▼

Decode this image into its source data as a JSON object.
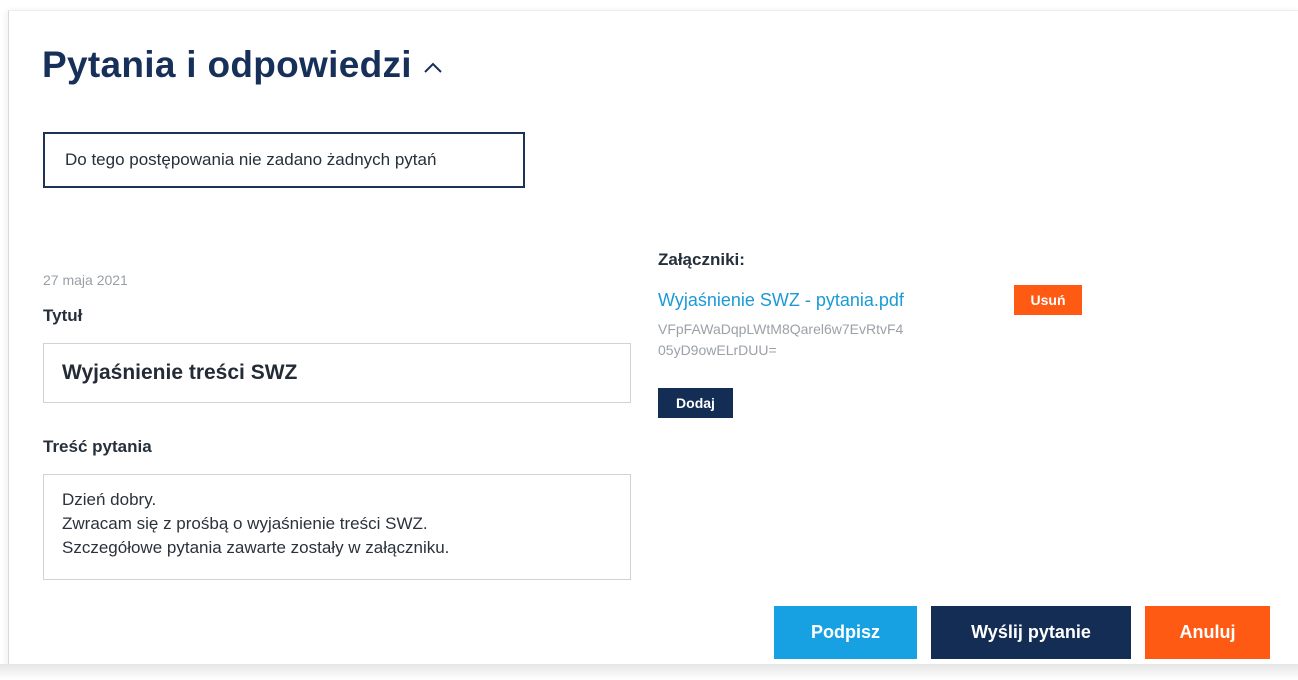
{
  "section": {
    "title": "Pytania i odpowiedzi",
    "toggle_icon": "chevron-up-icon"
  },
  "notice": "Do tego postępowania nie zadano żadnych pytań",
  "question": {
    "date": "27 maja 2021",
    "title_label": "Tytuł",
    "title_value": "Wyjaśnienie treści SWZ",
    "content_label": "Treść pytania",
    "content_lines": [
      "Dzień dobry.",
      "Zwracam się z prośbą o wyjaśnienie treści SWZ.",
      "Szczegółowe pytania zawarte zostały w załączniku."
    ]
  },
  "attachments": {
    "label": "Załączniki:",
    "files": [
      {
        "name": "Wyjaśnienie SWZ - pytania.pdf",
        "hash_lines": [
          "VFpFAWaDqpLWtM8Qarel6w7EvRtvF4",
          "05yD9owELrDUU="
        ],
        "remove_label": "Usuń"
      }
    ],
    "add_label": "Dodaj"
  },
  "actions": {
    "sign_label": "Podpisz",
    "send_label": "Wyślij pytanie",
    "cancel_label": "Anuluj"
  },
  "colors": {
    "navy": "#142d55",
    "blue": "#17a1e3",
    "orange": "#ff5a14",
    "link": "#1b9ad6"
  }
}
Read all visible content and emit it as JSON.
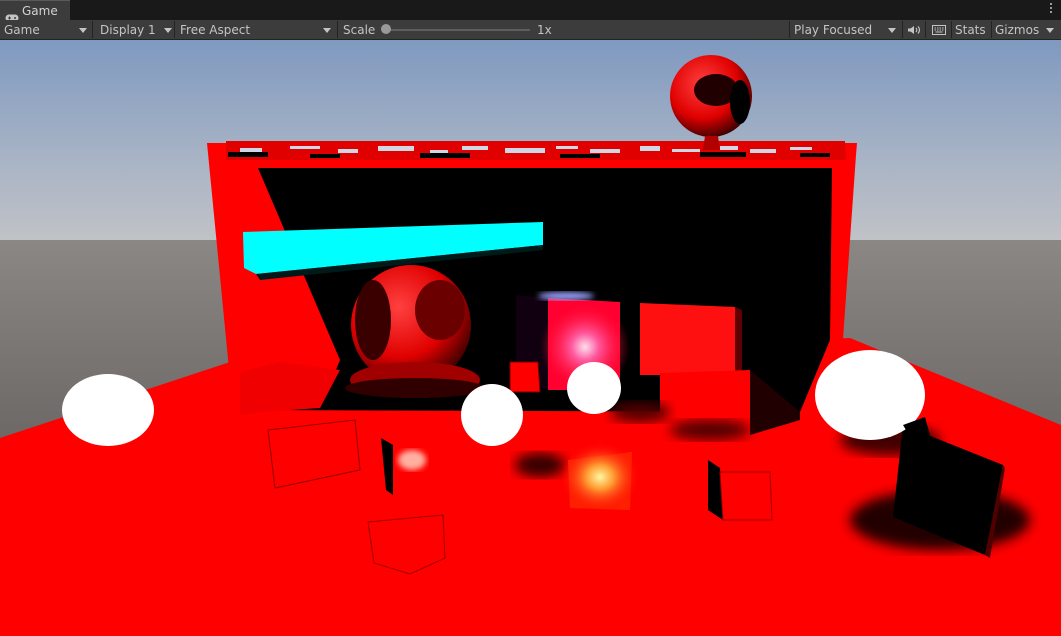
{
  "tab": {
    "title": "Game",
    "icon": "gamepad-icon",
    "menu_icon": "more-vertical-icon"
  },
  "toolbar": {
    "view_mode": "Game",
    "display": "Display 1",
    "aspect": "Free Aspect",
    "scale_label": "Scale",
    "scale_value": "1x",
    "scale_fraction": 0.0,
    "play_mode": "Play Focused",
    "audio_icon": "speaker-icon",
    "grid_icon": "keyboard-icon",
    "stats_label": "Stats",
    "gizmos_label": "Gizmos"
  },
  "colors": {
    "sky_top": "#7f99c0",
    "horizon": "#bfc2c5",
    "ground": "#585351",
    "floor": "#ff0000",
    "cyan_bar": "#00ffff",
    "sphere_white": "#ffffff"
  }
}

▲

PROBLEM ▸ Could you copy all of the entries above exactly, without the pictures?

SOLUTION ▸
Decode this image into its source data as a JSON object.
{
  "section": {
    "title": "Pytania i odpowiedzi",
    "toggle_icon": "chevron-up-icon"
  },
  "notice": "Do tego postępowania nie zadano żadnych pytań",
  "question": {
    "date": "27 maja 2021",
    "title_label": "Tytuł",
    "title_value": "Wyjaśnienie treści SWZ",
    "content_label": "Treść pytania",
    "content_lines": [
      "Dzień dobry.",
      "Zwracam się z prośbą o wyjaśnienie treści SWZ.",
      "Szczegółowe pytania zawarte zostały w załączniku."
    ]
  },
  "attachments": {
    "label": "Załączniki:",
    "files": [
      {
        "name": "Wyjaśnienie SWZ - pytania.pdf",
        "hash_lines": [
          "VFpFAWaDqpLWtM8Qarel6w7EvRtvF4",
          "05yD9owELrDUU="
        ],
        "remove_label": "Usuń"
      }
    ],
    "add_label": "Dodaj"
  },
  "actions": {
    "sign_label": "Podpisz",
    "send_label": "Wyślij pytanie",
    "cancel_label": "Anuluj"
  },
  "colors": {
    "navy": "#142d55",
    "blue": "#17a1e3",
    "orange": "#ff5a14",
    "link": "#1b9ad6"
  }
}
Read all visible content and emit it as JSON.
{
  "tab": {
    "title": "Game",
    "icon": "gamepad-icon",
    "menu_icon": "more-vertical-icon"
  },
  "toolbar": {
    "view_mode": "Game",
    "display": "Display 1",
    "aspect": "Free Aspect",
    "scale_label": "Scale",
    "scale_value": "1x",
    "scale_fraction": 0.0,
    "play_mode": "Play Focused",
    "audio_icon": "speaker-icon",
    "grid_icon": "keyboard-icon",
    "stats_label": "Stats",
    "gizmos_label": "Gizmos"
  },
  "colors": {
    "sky_top": "#7f99c0",
    "horizon": "#bfc2c5",
    "ground": "#585351",
    "floor": "#ff0000",
    "cyan_bar": "#00ffff",
    "sphere_white": "#ffffff"
  }
}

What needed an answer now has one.